speaker’s nonverbal gestures and expressions.


imitation listening

Pretending to listen by exhibiting behaviors that are commonly associated with good listening, while simultaneously attending to some other stimulus in the environment or to your intrapersonal dialogue



A conclusion that is drawn from something you observe


information overload

Occurs when an abundance of messages all compete for your attention


informational listening

The type of listening that is required when the sender’s goal is to convey information and the receiver’s goal is to comprehend the information


insulated listening

When we don’t hear what we don’t want to hear so we don’t have to deal with it


internal noise

Refers to any number of things that you
may be experiencing physiologically or psychologically that cause you to have difficulty listening to messages


interpreting response

Responses used by empathic listeners that offer the speaker another way to view some aspect of the situation


judging response

Responses used by empathic listeners when they try to make a person feel better with platitudes or by minimizing their concerns by using statements such as, “Don’t worry; everything will be okay,” “You shouldn’t feel that way,” or “That’s not a problem.”Judging responses should be avoided



The active process of constructing meaning
from spoken messages through attention to the verbal and nonverbal codes that accompany them

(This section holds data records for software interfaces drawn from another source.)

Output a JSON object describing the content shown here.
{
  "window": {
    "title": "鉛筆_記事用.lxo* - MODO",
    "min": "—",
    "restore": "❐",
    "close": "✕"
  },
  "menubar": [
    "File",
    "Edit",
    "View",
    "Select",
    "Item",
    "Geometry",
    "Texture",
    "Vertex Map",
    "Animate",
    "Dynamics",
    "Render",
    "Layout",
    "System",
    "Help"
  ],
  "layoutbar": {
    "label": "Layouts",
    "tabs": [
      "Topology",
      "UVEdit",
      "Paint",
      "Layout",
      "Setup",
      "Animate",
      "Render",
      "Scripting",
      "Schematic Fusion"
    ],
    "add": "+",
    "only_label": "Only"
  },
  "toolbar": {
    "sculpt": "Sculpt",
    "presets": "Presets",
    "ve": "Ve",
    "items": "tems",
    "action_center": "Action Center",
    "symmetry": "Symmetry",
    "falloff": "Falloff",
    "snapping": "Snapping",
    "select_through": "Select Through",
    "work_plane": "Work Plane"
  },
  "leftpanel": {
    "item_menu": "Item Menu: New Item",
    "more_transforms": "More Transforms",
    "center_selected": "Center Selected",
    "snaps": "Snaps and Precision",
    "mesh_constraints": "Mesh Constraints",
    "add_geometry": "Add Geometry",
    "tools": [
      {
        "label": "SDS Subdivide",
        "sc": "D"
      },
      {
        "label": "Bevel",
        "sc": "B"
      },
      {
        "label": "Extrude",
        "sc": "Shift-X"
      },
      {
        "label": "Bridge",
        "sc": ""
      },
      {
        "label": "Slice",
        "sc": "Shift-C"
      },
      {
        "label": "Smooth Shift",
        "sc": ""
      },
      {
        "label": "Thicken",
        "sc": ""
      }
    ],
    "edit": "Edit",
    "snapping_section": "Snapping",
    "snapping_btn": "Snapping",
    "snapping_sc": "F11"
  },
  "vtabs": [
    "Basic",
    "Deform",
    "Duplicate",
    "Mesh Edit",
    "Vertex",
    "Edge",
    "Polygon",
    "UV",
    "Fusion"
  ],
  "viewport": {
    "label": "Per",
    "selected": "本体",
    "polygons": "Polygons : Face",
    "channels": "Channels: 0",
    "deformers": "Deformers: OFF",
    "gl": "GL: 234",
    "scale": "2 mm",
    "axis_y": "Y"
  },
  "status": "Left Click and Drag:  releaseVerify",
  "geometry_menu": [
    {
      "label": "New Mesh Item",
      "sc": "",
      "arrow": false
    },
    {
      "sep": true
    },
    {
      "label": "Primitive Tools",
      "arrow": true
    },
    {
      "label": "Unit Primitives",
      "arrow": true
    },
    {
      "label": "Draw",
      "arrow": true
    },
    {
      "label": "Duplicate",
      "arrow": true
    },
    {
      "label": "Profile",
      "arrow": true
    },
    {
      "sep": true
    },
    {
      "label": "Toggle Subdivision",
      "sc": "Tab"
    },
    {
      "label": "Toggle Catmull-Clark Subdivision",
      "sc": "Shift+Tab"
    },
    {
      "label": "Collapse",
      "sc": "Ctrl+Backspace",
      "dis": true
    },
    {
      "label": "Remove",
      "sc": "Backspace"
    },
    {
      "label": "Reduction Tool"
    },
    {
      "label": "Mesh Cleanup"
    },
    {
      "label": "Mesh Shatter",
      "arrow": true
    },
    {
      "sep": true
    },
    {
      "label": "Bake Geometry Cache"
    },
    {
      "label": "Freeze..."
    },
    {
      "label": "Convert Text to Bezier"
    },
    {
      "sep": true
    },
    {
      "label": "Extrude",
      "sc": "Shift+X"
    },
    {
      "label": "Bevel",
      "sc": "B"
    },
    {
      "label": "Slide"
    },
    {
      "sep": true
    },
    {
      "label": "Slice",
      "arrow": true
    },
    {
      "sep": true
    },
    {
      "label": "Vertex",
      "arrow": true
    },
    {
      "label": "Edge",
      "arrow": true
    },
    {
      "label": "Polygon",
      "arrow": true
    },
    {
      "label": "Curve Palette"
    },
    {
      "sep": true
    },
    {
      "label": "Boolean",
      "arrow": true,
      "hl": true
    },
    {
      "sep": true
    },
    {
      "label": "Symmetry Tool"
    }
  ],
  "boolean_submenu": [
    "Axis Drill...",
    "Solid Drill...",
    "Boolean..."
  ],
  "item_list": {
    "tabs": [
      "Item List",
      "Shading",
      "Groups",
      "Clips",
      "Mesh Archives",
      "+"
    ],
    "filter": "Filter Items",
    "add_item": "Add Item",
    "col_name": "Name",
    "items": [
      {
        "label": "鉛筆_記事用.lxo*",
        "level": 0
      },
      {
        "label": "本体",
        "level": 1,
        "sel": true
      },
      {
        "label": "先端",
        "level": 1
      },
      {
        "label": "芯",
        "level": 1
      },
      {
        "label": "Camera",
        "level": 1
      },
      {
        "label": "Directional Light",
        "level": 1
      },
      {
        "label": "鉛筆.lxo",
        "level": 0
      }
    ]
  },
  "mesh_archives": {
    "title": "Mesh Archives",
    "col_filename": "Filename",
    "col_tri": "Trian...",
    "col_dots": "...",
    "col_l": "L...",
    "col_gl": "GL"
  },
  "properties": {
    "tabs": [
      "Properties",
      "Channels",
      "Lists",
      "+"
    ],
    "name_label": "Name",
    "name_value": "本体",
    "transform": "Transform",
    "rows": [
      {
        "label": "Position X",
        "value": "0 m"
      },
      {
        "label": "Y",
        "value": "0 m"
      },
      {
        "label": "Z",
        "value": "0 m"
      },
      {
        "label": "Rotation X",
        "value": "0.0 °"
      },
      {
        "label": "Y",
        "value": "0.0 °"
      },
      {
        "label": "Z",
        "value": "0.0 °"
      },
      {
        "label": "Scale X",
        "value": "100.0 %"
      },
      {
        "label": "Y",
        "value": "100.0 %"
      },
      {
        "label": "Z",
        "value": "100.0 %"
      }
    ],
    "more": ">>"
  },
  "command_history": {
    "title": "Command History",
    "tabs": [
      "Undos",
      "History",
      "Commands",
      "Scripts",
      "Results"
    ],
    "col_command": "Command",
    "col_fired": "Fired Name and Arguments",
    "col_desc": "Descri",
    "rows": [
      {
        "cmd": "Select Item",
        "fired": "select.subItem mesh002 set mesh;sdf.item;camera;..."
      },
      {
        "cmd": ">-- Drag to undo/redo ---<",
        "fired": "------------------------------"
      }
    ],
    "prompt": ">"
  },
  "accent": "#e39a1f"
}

Evidence and reasoning that supports any claim
the speaker makes


long-term memory

Stored memory that lasts a lifetime; referred to as LTM


low-context cultures

Cultures in which people’s understanding of what is being communicated is based on the nature of the physical situation. Low-context cultures tend to be fairly individualistic. In low-context cultures, people listen carefully to the actual words spoken and give only minor attention to the context in which the message occur



A statement in your own words,sometimes phrased in the form of a question, which reflects to senders the gist of what you heard them say



Appeals to emotion as a way to be persuasive



A type of cross-examination used to gain
understanding or additional information


receiver apprehension

A response that can occur when listeners become frightened or confused by messages from speakers who seem to have an abundance of knowledge about topics that are not part of our own day-to-day experience such as political or academic
speakers. The fear is that we cannot comprehend what is being said


reflective listening

Paraphrasing,as we discussed earlier, is reflecting to the speaker what you heard him or her say. In fact, paraphrasing is often referred to as
reflective listening.


selective listening

Occurs when we hear what we want to hear


semantic noise

An internal noise affecting successful sending or receiving of messages that occurs because
people use language for which meanings are not shared


short-term memory

Memory that holds information for 30 seconds or less unless we take notes or rehearse
the information in some way; referred to as STM


stages of listening

The stages that listeners go through when listening including attending, understanding, responding, and remembering


supporting response

Responses used by empathic listeners as they let the speaker know that they are concerned and willing to invest the time and energy required to listen